Unless you decide simply to let the matter rest, I think you should begin with the first alternative. An initial cautious inquiry might well yield information that would give you additional reasons for proceeding or not proceeding with the second. Then, if you decide to undertake indirect communication, the intermediary would have to be someone trustworthy, discreet, and prudent, who would proceed very cautiously so as to minimize the risk of baring secrets or causing other serious injuries. Again, to minimize risks, your instructions to the intermediary should be only to obtain information that may be of use in your health care and plans regarding marriage, and to convey your consoling message to your natural mother. In this way, the intermediary could pursue those good purposes without initiating an interpersonal relationship or even establishing a channel of ongoing communication.

If you do employ an intermediary, I suggest you instruct him or her to communicate first with your natural mother, who probably is more vulnerable. Only with her consent and if necessary to achieve your purpose, it seems to me, would it be fair to her to risk communicating in a similar indirect way with your natural father.

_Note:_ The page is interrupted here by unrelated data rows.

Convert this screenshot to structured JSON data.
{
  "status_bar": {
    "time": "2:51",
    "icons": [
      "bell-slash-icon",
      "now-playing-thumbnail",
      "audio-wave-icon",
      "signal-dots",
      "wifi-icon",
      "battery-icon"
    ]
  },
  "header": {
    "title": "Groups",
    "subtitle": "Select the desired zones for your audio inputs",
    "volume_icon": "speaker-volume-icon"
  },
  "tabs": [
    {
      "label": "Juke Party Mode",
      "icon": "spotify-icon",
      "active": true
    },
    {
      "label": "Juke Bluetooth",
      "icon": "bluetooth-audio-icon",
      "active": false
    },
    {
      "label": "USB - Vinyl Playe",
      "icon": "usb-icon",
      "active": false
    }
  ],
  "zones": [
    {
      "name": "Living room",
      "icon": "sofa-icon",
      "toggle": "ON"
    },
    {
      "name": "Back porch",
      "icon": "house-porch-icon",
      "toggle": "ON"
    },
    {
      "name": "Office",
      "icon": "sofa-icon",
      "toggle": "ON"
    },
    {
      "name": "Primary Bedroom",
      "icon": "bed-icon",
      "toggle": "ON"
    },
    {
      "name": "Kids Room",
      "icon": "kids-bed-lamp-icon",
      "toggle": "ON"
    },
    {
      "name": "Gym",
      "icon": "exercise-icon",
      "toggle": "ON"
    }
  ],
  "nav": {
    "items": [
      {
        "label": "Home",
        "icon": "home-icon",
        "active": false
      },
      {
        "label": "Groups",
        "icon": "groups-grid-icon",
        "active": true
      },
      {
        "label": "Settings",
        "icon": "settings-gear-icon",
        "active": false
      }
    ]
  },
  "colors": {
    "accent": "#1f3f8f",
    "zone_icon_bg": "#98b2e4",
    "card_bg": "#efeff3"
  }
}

Of course, proceeding this way, you will not fully satisfy your curiosity about your roots and will forgo a possibly worthwhile relationship with your natural parents. But many adopted people have lived good lives without these things, and you have done well up to now without them. Forgoing such things out of consideration for others and reasonable self-concern need not mean being deprived of them forever. Our lives in this world are brief. You can pray for your natural parents, and hope to meet them in heaven and there enjoy perfect and unending communion with them, as well as with your Dad and Mom, and everyone else who has contributed to your life in this world.

135. Karen March, The Stranger Who Bore Me: Adoptee-Birth Mother Relationships (Toronto: University of Toronto Press, 1995), studied sixty reunited adoptees. Though favoring the undertaking by adoptees, she found that the majority failed to establish a satisfying, continuing relationship with their birth mothers (97–117).

136. Many researchers favor open adoption—see Harriet E. Gross, “Open Adoption: A Research-Based Literature Review and New Data,” Child Welfare, 72 (1993): 269–84—but seem to me to discount disadvantages and bad outcomes, and to focus on the majority of cases, in which the adults involved judge the experience satisfactory.